So, what can individuals and businesses do to help? On a personal level, Sherry hopes that by speaking out, more people will be able to share their experiences. “I think we should all share our stories, especially those who have been propositioned at the Cannes Lions Festival, white or black, so we can support each other. A lot of my white girlfriends were unaware that this happens at Cannes to black women - that some of us have a different Cannes experience.”
As for events organisers and agencies, Sherry would like to see the issue being taken seriously and delegates to be unavoidably informed that such behaviour is not acceptable.
“I think Cannes Lions and agencies can help with our cause by practicing what they preach – that the industry should be more diverse and inclusive. Agencies can make it clear to their employees who are attending the festival to show respect to all women at the festival and Cannes Lions can highlight this more by printing on every delegate pass, in the daily Cannes update newspaper and on their website, that sexual harassment of all women is not tolerated at the festival by delegates,” says Sherry, who is giving perpetrators a heads up that at Cannes 2019, they may find themselves caught red-handed.
“Next year some black women will be wearing mics and recording their experience at the Cannes Lions Festival and if anyone is propositioned for sex, we are naming and shaming the man and their company, along with their image on the Pitch website and on our social channels.”
And Antoinette is pretty pragmatic about where the solution to the problem lies too. “To be fair, prostitution is one of the oldest businesses in history. It’s even in the Bible.
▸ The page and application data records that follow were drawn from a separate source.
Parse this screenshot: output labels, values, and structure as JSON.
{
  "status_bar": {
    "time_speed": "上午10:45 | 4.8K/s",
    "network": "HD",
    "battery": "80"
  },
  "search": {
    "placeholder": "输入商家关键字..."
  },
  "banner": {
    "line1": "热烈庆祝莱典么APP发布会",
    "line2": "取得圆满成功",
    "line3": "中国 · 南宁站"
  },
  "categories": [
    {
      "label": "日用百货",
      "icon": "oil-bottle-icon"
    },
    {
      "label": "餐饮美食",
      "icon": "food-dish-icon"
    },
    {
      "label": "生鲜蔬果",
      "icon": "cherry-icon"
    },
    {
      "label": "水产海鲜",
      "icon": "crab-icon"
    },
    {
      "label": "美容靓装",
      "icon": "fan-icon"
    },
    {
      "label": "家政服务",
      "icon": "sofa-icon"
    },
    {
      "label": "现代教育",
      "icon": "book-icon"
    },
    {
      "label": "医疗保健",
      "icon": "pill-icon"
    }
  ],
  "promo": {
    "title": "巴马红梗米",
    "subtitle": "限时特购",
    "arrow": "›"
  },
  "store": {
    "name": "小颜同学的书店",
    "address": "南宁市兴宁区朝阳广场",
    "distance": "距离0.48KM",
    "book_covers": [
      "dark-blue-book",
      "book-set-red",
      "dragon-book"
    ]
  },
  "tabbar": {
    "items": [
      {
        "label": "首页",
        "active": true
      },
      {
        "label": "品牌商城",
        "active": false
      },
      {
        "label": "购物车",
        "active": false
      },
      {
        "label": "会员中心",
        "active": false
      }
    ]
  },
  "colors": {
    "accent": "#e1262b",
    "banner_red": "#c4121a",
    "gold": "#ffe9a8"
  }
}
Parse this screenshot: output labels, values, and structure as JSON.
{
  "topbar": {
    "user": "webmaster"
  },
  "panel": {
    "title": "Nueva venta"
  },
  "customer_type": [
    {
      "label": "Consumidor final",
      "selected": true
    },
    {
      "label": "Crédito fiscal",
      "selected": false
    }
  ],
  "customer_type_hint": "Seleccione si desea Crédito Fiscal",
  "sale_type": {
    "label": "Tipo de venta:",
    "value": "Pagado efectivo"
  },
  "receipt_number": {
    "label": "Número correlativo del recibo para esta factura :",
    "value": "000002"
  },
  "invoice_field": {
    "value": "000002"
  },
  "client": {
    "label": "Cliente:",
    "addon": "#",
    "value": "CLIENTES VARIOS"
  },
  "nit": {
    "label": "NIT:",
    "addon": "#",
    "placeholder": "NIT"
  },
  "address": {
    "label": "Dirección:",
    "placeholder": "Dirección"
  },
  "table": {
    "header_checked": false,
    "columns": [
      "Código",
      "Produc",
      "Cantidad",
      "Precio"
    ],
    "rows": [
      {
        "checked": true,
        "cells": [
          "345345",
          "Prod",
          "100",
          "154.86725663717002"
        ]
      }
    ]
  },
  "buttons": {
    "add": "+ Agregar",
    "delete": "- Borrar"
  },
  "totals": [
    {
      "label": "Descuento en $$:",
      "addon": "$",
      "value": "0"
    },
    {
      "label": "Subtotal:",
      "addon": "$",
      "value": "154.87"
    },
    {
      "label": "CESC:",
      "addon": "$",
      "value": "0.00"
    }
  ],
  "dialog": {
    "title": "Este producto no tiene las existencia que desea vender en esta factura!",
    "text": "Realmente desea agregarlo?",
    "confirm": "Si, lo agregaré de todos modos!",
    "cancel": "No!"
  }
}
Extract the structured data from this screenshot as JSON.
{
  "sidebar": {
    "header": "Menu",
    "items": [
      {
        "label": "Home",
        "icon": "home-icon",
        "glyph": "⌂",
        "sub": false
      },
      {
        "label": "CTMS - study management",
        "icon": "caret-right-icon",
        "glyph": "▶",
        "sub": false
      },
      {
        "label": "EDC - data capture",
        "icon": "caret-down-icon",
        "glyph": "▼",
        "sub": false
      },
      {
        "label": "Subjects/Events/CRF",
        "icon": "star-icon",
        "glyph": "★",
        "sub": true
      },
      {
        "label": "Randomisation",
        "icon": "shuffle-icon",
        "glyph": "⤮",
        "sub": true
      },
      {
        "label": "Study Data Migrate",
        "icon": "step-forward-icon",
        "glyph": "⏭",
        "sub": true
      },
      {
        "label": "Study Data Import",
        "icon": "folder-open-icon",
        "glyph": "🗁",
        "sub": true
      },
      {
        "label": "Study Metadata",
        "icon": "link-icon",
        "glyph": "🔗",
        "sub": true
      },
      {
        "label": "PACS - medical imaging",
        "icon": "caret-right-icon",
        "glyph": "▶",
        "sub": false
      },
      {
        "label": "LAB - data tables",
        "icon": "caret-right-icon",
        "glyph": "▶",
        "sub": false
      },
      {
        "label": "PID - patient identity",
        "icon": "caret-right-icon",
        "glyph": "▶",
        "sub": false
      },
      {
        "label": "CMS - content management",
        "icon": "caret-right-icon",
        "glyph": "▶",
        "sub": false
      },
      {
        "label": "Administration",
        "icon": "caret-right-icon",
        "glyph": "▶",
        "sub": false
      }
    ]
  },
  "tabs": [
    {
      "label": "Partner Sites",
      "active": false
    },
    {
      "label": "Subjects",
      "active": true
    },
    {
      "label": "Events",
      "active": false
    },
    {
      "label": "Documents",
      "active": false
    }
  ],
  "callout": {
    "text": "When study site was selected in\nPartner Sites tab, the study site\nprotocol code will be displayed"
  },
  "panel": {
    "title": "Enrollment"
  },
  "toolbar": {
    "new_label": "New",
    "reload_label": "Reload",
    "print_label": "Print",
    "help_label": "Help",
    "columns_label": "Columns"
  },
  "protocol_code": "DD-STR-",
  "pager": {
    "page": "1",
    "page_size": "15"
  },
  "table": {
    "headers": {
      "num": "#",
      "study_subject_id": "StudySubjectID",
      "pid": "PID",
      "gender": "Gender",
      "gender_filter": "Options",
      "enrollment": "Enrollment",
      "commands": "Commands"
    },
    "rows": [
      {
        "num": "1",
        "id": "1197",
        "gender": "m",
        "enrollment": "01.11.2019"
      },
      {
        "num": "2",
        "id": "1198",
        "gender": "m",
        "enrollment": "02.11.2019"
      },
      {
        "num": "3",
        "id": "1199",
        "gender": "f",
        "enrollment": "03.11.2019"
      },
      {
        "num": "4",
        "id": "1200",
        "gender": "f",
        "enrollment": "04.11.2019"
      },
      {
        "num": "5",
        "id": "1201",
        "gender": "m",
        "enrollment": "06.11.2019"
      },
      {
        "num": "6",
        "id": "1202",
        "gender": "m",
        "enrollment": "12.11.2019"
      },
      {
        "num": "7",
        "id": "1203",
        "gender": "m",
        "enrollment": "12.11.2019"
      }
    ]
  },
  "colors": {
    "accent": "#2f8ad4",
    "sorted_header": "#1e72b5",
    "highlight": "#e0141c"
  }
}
So I don’t think there’s anything that we can do to stamp that out. However, within our industry there IS something that we can do.”